→ Exercise
Copies of all lines containing the string "查询分析器" are needed from the data below.

--*--

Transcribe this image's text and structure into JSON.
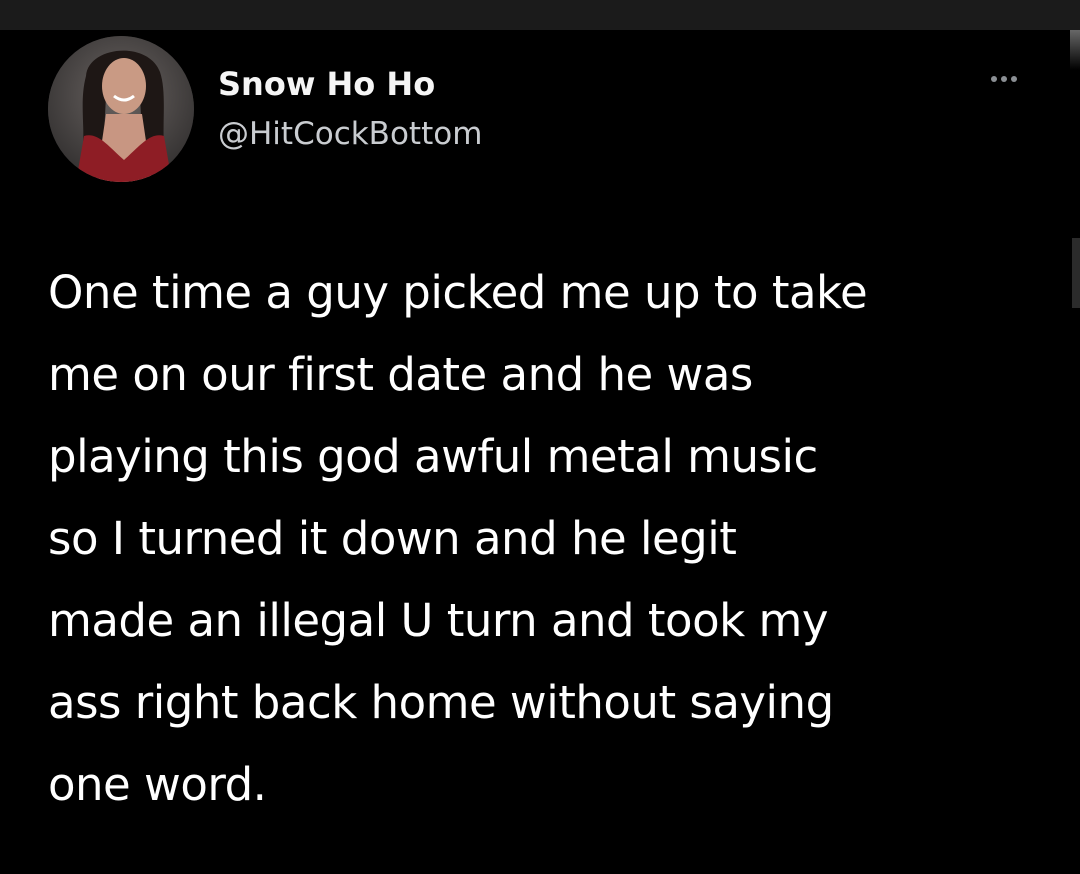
{
  "tweet": {
    "author": {
      "display_name": "Snow Ho Ho",
      "handle": "@HitCockBottom"
    },
    "more_icon": "more-horizontal-icon",
    "text_lines": [
      "One time a guy picked me up to take",
      "me on our first date and he was",
      "playing this god awful metal music",
      "so I turned it down and he legit",
      "made an illegal U turn and took my",
      "ass right back home without saying",
      "one word."
    ]
  },
  "colors": {
    "background": "#000000",
    "text_primary": "#ffffff",
    "text_secondary": "#c9ccd0",
    "icon_muted": "#8b8f94"
  }
}
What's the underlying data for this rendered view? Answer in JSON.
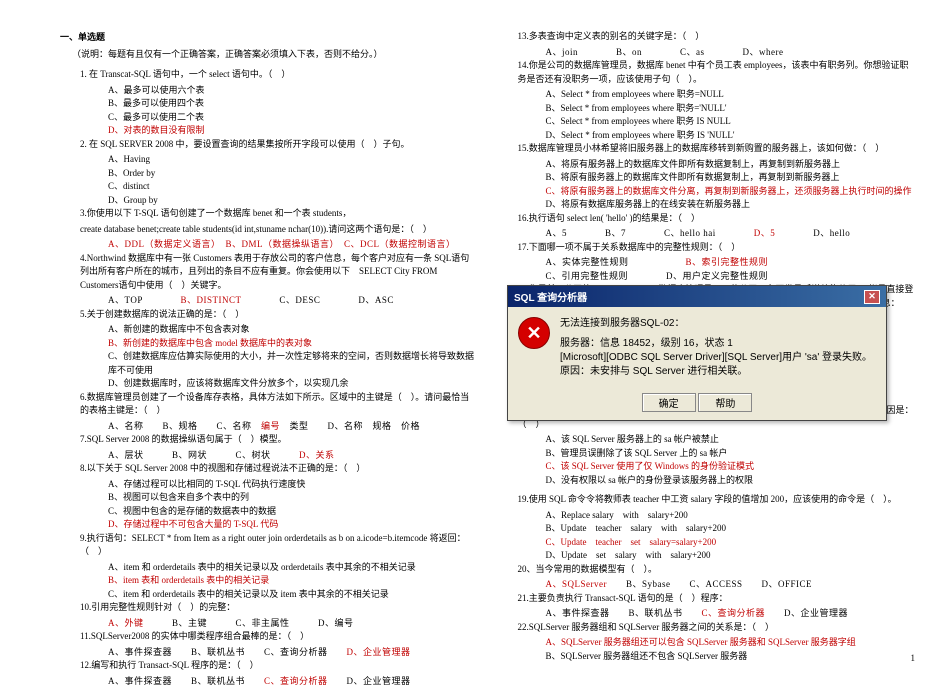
{
  "left": {
    "title": "一、单选题",
    "note": "（说明：每题有且仅有一个正确答案，正确答案必须填入下表，否则不给分。）",
    "q1": "1. 在 Transcat-SQL 语句中，一个 select 语句中。（　）",
    "q1a": "A、最多可以使用六个表",
    "q1b": "B、最多可以使用四个表",
    "q1c": "C、最多可以使用二个表",
    "q1d": "D、对表的数目没有限制",
    "q2": "2. 在 SQL SERVER 2008 中，要设置查询的结果集按所开字段可以使用（　）子句。",
    "q2a": "A、Having",
    "q2b": "B、Order by",
    "q2c": "C、distinct",
    "q2d": "D、Group by",
    "q3": "3.你使用以下 T-SQL 语句创建了一个数据库 benet 和一个表 students，",
    "q3b": "create database benet;create table students(id int,stuname nchar(10)).请问这两个语句是：（　）",
    "q3opt": "A、DDL（数据定义语言）　B、DML（数据操纵语言）　C、DCL（数据控制语言）",
    "q4": "4.Northwind 数据库中有一张 Customers 表用于存放公司的客户信息，每个客户对应有一条 SQL语句列出所有客户所在的城市，且列出的条目不应有重复。你会使用以下　SELECT City FROM Customers语句中使用（　）关键字。",
    "q4opt": "A、TOP　　　　B、DISTINCT　　　　C、DESC　　　　D、ASC",
    "q5": "5.关于创建数据库的说法正确的是：（　）",
    "q5a": "A、新创建的数据库中不包含表对象",
    "q5b": "B、新创建的数据库中包含 model 数据库中的表对象",
    "q5c": "C、创建数据库应估算实际使用的大小，并一次性定够将来的空间，否则数据增长将导致数据库不可使用",
    "q5d": "D、创建数据库时，应该将数据库文件分放多个，以实现几余",
    "q6": "6.数据库管理员创建了一个设备库存表格，具体方法如下所示。区域中的主键是（　）。请问最恰当的表格主键是：（　）",
    "q6r1": "A、名称　　B、规格　　C、名称　规格　　D、名称　规格　价格",
    "q6ex": "编号　类型",
    "q7": "7.SQL Server 2008 的数据操纵语句属于（　）模型。",
    "q7opt": "A、层状　　　B、网状　　　C、树状　　　D、关系",
    "q8": "8.以下关于 SQL Server 2008 中的视图和存储过程说法不正确的是：（　）",
    "q8a": "A、存储过程可以比相同的 T-SQL 代码执行速度快",
    "q8b": "B、视图可以包含来自多个表中的列",
    "q8c": "C、视图中包含的是存储的数据表中的数据",
    "q8d": "D、存储过程中不可包含大量的 T-SQL 代码",
    "q9": "9.执行语句：SELECT * from Item as a right outer join orderdetails as b on a.icode=b.itemcode 将返回：（　）",
    "q9a": "A、item 和 orderdetails 表中的相关记录以及 orderdetails 表中其余的不相关记录",
    "q9b": "B、item 表和 orderdetails 表中的相关记录",
    "q9c": "C、item 和 orderdetails 表中的相关记录以及 item 表中其余的不相关记录",
    "q10": "10.引用完整性规则针对（　）的完整：",
    "q10opt": "A、外键　　　B、主键　　　C、非主属性　　　D、编号",
    "q11": "11.SQLServer2008 的实体中哪类程序组合最棒的是：（　）",
    "q11opt": "A、事件探查器　　B、联机丛书　　C、查询分析器　　D、企业管理器",
    "q12": "12.编写和执行 Transact-SQL 程序的是：（　）",
    "q12opt": "A、事件探查器　　B、联机丛书　　C、查询分析器　　D、企业管理器"
  },
  "right": {
    "q13": "13.多表查询中定义表的别名的关键字是：（　）",
    "q13opt": "A、join　　　　B、on　　　　C、as　　　　D、where",
    "q14": "14.你是公司的数据库管理员，数据库 benet 中有个员工表 employees，该表中有职务列。你想验证职务是否还有没职务一项，应该使用子句（　）。",
    "q14a": "A、Select * from employees where 职务=NULL",
    "q14b": "B、Select * from employees where 职务='NULL'",
    "q14c": "C、Select * from employees where 职务 IS NULL",
    "q14d": "D、Select * from employees where 职务 IS 'NULL'",
    "q15": "15.数据库管理员小林希望将旧服务器上的数据库移转到新购置的服务器上，该如何做：（　）",
    "q15a": "A、将原有服务器上的数据库文件即所有数据复制上，再复制到新服务器上",
    "q15b": "B、将原有服务器上的数据库文件即所有数据复制上，再复制到新服务器上",
    "q15c": "C、将原有服务器上的数据库文件分离，再复制到新服务器上，还须服务器上执行时间的操作",
    "q15d": "D、将原有数据库服务器上的在线安装在新服务器上",
    "q16": "16.执行语句 select len( 'hello' )的结果是：（　）",
    "q16opt": "A、5　　　　B、7　　　　C、hello hai　　　　D、5　　　　D、hello",
    "q17": "17.下面哪一项不属于关系数据库中的完整性规则：（　）",
    "q17opt": "A、实体完整性规则　　　　B、索引完整性规则",
    "q17opt2": "C、引用完整性规则　　　　D、用户定义完整性规则",
    "q18": "18.你是某IT公司的 SQL Server 2008 数据库管理员。一位公司一名开发员听说他能使用 sa 帐号直接登陆公司用于测试的 SQL Server 2008 数据库服务器上，随即进行测试时弹出了如下图所示的信息：",
    "q18b": "但是当他使用自己的域用户帐号时却可以直接到该服务器上；那么产生这种错误最有可能的原因是：（　）",
    "q18a2": "A、该 SQL Server 服务器上的 sa 帐户被禁止",
    "q18b2": "B、管理员误删除了该 SQL Server 上的 sa 帐户",
    "q18c2": "C、该 SQL Server 使用了仅 Windows 的身份验证模式",
    "q18d2": "D、没有权限以 sa 帐户的身份登录该服务器上的权限",
    "q19": "19.使用 SQL 命令令将教师表 teacher 中工资 salary 字段的值增加 200，应该使用的命令是（　）。",
    "q19a": "A、Replace salary　with　salary+200",
    "q19b": "B、Update　teacher　salary　with　salary+200",
    "q19c": "C、Update　teacher　set　salary=salary+200",
    "q19d": "D、Update　set　salary　with　salary+200",
    "q20": "20、当今常用的数据模型有（　）。",
    "q20opt": "A、SQLServer　　B、Sybase　　C、ACCESS　　D、OFFICE",
    "q21": "21.主要负责执行 Transact-SQL 语句的是（　）程序：",
    "q21opt": "A、事件探查器　　B、联机丛书　　C、查询分析器　　D、企业管理器",
    "q22": "22.SQLServer 服务器组和 SQLServer 服务器之间的关系是：（　）",
    "q22a": "A、SQLServer 服务器组还可以包含 SQLServer 服务器和 SQLServer 服务器字组",
    "q22b": "B、SQLServer 服务器组还不包含 SQLServer 服务器"
  },
  "dialog": {
    "title": "SQL 查询分析器",
    "line1": "无法连接到服务器SQL-02：",
    "line2": "服务器：信息 18452，级别 16，状态 1",
    "line3": "[Microsoft][ODBC SQL Server Driver][SQL Server]用户 'sa' 登录失败。原因：未安排与 SQL Server 进行相关联。",
    "ok": "确定",
    "help": "帮助"
  },
  "page": "1"
}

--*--

→ Finished exercise
    "q11opt": "A、事件探查器　　B、联机丛书　　C、查询分析器　　D、企业管理器",
    "q12opt": "A、事件探查器　　B、联机丛书　　C、查询分析器　　D、企业管理器"
    "q21opt": "A、事件探查器　　B、联机丛书　　C、查询分析器　　D、企业管理器",
    "title": "SQL 查询分析器",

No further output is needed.